Subscribe / Unsubscribe Enewsletters | Login | Register

Pencil Banner

Republican gains in Congress would have limited impact on big tech issues

Grant Gross | Oct. 31, 2014
Anticipated Republican gains in the U.S. Congress after next Tuesday's election have limited implications for tech-related issues like net neutrality and reform of National Security Agency surveillance programs, with some observers expecting no huge changes.

Anticipated Republican gains in the U.S. Congress after next Tuesday's election have limited implications for tech-related issues like net neutrality and reform of National Security Agency surveillance programs, with some observers expecting no huge changes.

Many pollsters and prognosticators are predicting Republicans will add to their majority in the House of Representatives and possibly take over majority control of the Senate, allowing Republicans to set the legislative agenda for the next two years.

In recent years, with split party control in the two chambers of Congress, it's been difficult for lawmakers to pass any major pieces of legislation, particularly involving anything controversial. That may not change with Republican majorities, with many in their ranks resisting new regulations, with a few exceptions.

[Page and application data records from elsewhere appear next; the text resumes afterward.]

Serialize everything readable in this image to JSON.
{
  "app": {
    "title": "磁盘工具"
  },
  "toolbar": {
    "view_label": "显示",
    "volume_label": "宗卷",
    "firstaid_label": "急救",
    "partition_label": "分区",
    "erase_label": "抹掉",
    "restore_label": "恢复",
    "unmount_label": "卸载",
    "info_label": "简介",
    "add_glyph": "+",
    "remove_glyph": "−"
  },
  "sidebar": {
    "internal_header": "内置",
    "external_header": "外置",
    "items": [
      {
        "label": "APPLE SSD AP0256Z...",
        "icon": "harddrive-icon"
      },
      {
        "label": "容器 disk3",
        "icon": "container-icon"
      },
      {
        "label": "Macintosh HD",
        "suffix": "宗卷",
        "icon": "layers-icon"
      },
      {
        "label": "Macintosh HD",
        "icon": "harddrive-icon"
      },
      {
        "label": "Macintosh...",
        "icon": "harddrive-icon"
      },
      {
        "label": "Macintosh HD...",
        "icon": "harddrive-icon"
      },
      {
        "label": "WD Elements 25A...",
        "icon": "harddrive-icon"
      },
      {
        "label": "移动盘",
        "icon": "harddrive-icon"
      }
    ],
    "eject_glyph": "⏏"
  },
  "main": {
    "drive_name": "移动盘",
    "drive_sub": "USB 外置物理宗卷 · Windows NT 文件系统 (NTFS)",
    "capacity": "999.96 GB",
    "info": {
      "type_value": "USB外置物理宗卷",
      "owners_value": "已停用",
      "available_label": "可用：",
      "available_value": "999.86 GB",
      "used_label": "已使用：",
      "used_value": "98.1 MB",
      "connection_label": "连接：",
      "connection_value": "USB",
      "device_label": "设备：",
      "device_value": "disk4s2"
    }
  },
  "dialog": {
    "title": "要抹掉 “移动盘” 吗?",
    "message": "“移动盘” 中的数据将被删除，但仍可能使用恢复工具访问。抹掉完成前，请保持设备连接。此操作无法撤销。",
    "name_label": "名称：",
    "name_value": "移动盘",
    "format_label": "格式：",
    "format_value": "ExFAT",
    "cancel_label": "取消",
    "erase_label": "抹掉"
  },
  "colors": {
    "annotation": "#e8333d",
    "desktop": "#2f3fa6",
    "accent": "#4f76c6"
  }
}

On many tech issues, however, there isn't a clear partisan breakdown and trade groups have worked to court lawmakers in both parties. Here's how Republican control of Congress could affect several major tech-related issues.

Net neutrality

Majority Republicans in the House have attempted several times in recent years to stop the U.S. Federal Communications Commission from creating net neutrality rules. Those efforts have gone nowhere, partly because of a Democratic majority in the Senate that supports new rules.

If Republicans take control of the Senate, there may be a new push to stop the FCC's current net neutrality rulemaking proceeding. The Democratic minority in the Senate would have the numbers to filibuster any legislation, however, and President Barack Obama almost certainly would veto any legislative efforts to sidetrack the FCC's proceeding.

Some observers say they don't expect Congress to focus on the issue, because it's in the FCC's hands. If the FCC's rules don't heavily regulate broadband providers, Republicans in Congress may see little benefit to pushing against net neutrality rules when their efforts would be unlikely to become law, some observers said.

Nearly 4 million people filed comments in the FCC's net neutrality proceeding and it appears that a large majority of those support net neutrality rules, noted Althea Erickson, policy director at Etsy, an online marketplace that has supported strong rules.

On any attempts to overturn FCC net neutrality rules, advocates and members of the public "would have their back and take that fight to the Senate and the House to protect the rules," Erickson said. The people who've filed millions of comments at the FCC "could easily turn their attention to the folks ... who might try to overturn those protections."

That said, if Republicans gain control of both houses of Congress this year, then maintain that majority, and if a Republican president is also elected in 2016, then net neutrality rules could be in trouble.

Surveillance reform

 

1  2  3  Next Page 

Sign up for CIO Asia eNewsletters.